Phnom Rung lies firmly on Thai soil some distance north of the border in eastern Thailand’s Buriram province and so was fortunate to escape many of the ravages of war, lawlessness and looting that Khmer temples, and indeed some of the remote and disputed border sites, did suffer. What you have today is simply one of the best-preserved major Angkor period temples to be found anywhere in Southeast Asia.
Furthermore, the site dates from the classic period of Angkor architecture, having been mainly constructed during the reign of Suryavarman II, and so is contemporary with and in a similar style to, Angkor Wat itself. A marvellous opportunity then to see a period temple more or less as it was originally built and conceived with only minimal decay and minimal restoration.
However, with only a tiny fraction of all foreign visitors to Thailand venturing into this northeast region and Buriram Province itself being well off the beaten tourist trail this magnificent site sadly sees very few visitors. However, Phnom Rung’s not an isolated site either and a short distance across the paddy-fields lies the equally magnificent temple site of Muan (Muang) Tam whilst south on the border are the atmospheric Angkor ruins of Ta Muan. The three sites, all reached through scenic countryside and tranquil, traditional villages make for a wonderful day trip whilst the nearby towns of Surin and Buriram have fine accommodation, eateries and transport links.
Yes, being so well preserved and maintained Phnom Rung doesn’t have the atmospheric and photogenic giant trees and roots but how many temples at Angkor can lay claim to having been built atop an extinct volcano!? The intact staircase leading up to the hill-top temple is magnificent and whilst somewhat manicured for certain tastes the surrounding gardens and parkland are great for picnicking, birdlife and butterflies and afford spectacular views of the sandstone temple.

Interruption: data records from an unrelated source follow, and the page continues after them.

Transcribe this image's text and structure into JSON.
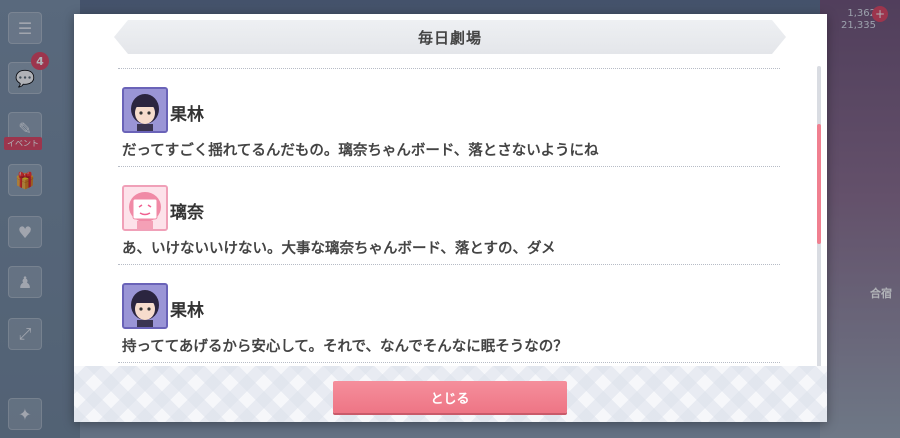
{
  "title": "毎日劇場",
  "close_button": "とじる",
  "entries": [
    {
      "speaker": "果林",
      "avatar": "karin-avatar",
      "text": "だってすごく揺れてるんだもの。璃奈ちゃんボード、落とさないようにね"
    },
    {
      "speaker": "璃奈",
      "avatar": "rina-avatar",
      "text": "あ、いけないいけない。大事な璃奈ちゃんボード、落とすの、ダメ"
    },
    {
      "speaker": "果林",
      "avatar": "karin-avatar",
      "text": "持っててあげるから安心して。それで、なんでそんなに眠そうなの？"
    }
  ],
  "sidebar": {
    "badge_count": "4",
    "event_label": "イベント"
  },
  "header_right": {
    "value1": "1,362",
    "value2": "21,335"
  },
  "right_label": "合宿",
  "scroll_position": 0.3,
  "colors": {
    "accent": "#ee7585",
    "scroll_thumb": "#f08090",
    "avatar_karin_border": "#6a63b8",
    "avatar_rina_border": "#f0a0b8"
  }
}
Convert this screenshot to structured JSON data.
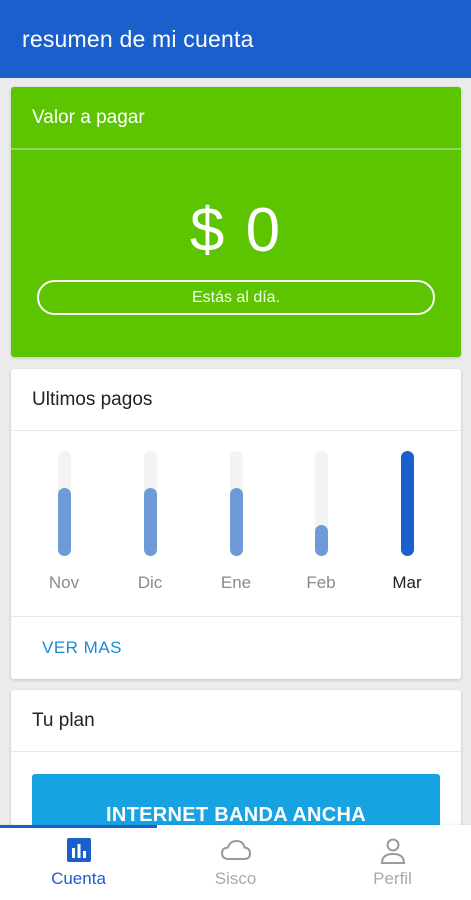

Furthermore whilst not all the Phnom Rung carvings and reliefs have escaped damage many have such as the well-preserved war elephant scene above. An entrance ticket to Phnom Rung also covers the Muang Tam site; an earlier, originally 10th-century temple, lying a few kilometres to the southeast. As we said a great day out and a pity more foreign visitors don’t get to see these awesome sites.